Work to complete: Nothing except the pictures should be left out when you reproduce the listing exactly.

Provided records:
____

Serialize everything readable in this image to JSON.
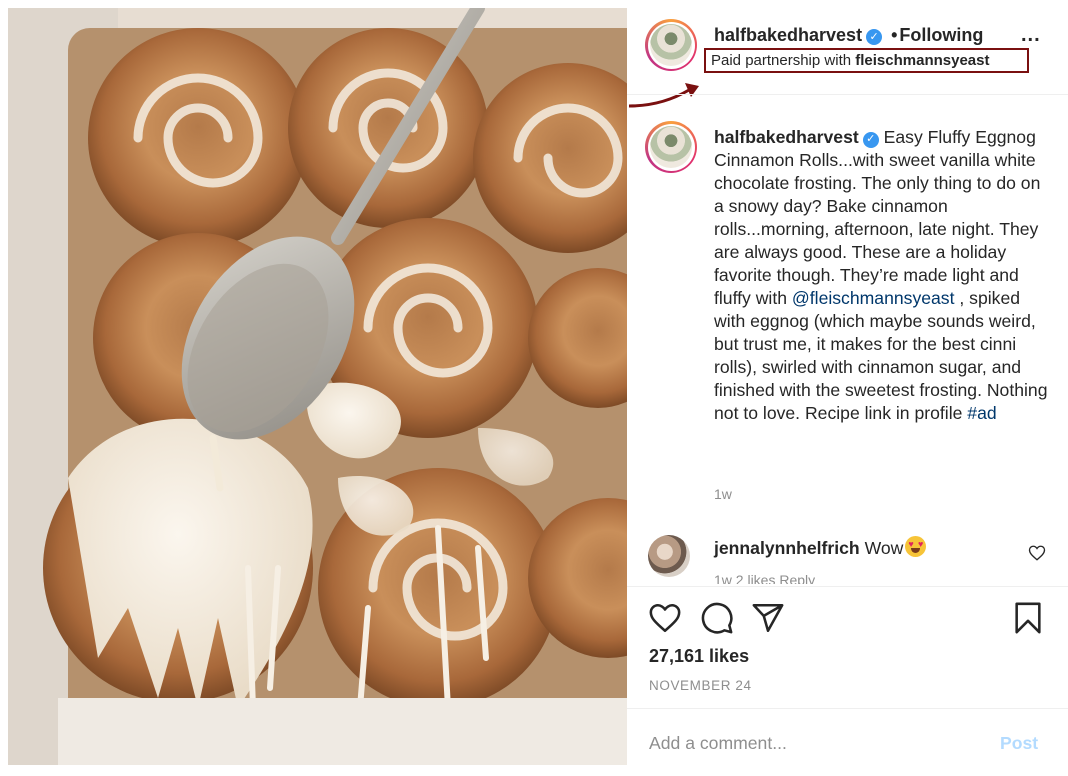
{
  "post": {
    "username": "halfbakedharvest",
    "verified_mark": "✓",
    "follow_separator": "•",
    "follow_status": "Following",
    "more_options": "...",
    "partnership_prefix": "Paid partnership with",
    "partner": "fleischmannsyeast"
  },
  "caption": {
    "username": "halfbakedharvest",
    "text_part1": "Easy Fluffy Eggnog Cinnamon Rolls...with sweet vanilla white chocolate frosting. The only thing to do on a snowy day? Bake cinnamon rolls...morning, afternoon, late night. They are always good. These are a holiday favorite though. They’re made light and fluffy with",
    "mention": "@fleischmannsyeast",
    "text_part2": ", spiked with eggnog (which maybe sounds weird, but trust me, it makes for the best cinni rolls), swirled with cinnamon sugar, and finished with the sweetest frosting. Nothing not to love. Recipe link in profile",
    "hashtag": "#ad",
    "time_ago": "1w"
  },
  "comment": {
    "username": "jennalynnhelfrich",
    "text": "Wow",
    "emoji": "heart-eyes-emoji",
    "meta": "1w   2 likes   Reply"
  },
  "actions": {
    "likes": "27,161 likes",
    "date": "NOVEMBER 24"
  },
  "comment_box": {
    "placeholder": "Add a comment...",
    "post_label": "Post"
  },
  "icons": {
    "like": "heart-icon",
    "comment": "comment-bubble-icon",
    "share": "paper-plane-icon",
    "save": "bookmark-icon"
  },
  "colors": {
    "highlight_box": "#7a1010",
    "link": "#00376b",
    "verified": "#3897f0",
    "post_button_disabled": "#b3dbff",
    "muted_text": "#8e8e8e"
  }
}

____

Answer to this task:
Serialize everything readable in this image to JSON.
{
  "post": {
    "username": "halfbakedharvest",
    "verified_mark": "✓",
    "follow_separator": "•",
    "follow_status": "Following",
    "more_options": "...",
    "partnership_prefix": "Paid partnership with",
    "partner": "fleischmannsyeast"
  },
  "caption": {
    "username": "halfbakedharvest",
    "text_part1": "Easy Fluffy Eggnog Cinnamon Rolls...with sweet vanilla white chocolate frosting. The only thing to do on a snowy day? Bake cinnamon rolls...morning, afternoon, late night. They are always good. These are a holiday favorite though. They’re made light and fluffy with",
    "mention": "@fleischmannsyeast",
    "text_part2": ", spiked with eggnog (which maybe sounds weird, but trust me, it makes for the best cinni rolls), swirled with cinnamon sugar, and finished with the sweetest frosting. Nothing not to love. Recipe link in profile",
    "hashtag": "#ad",
    "time_ago": "1w"
  },
  "comment": {
    "username": "jennalynnhelfrich",
    "text": "Wow",
    "emoji": "heart-eyes-emoji",
    "meta": "1w   2 likes   Reply"
  },
  "actions": {
    "likes": "27,161 likes",
    "date": "NOVEMBER 24"
  },
  "comment_box": {
    "placeholder": "Add a comment...",
    "post_label": "Post"
  },
  "icons": {
    "like": "heart-icon",
    "comment": "comment-bubble-icon",
    "share": "paper-plane-icon",
    "save": "bookmark-icon"
  },
  "colors": {
    "highlight_box": "#7a1010",
    "link": "#00376b",
    "verified": "#3897f0",
    "post_button_disabled": "#b3dbff",
    "muted_text": "#8e8e8e"
  }
}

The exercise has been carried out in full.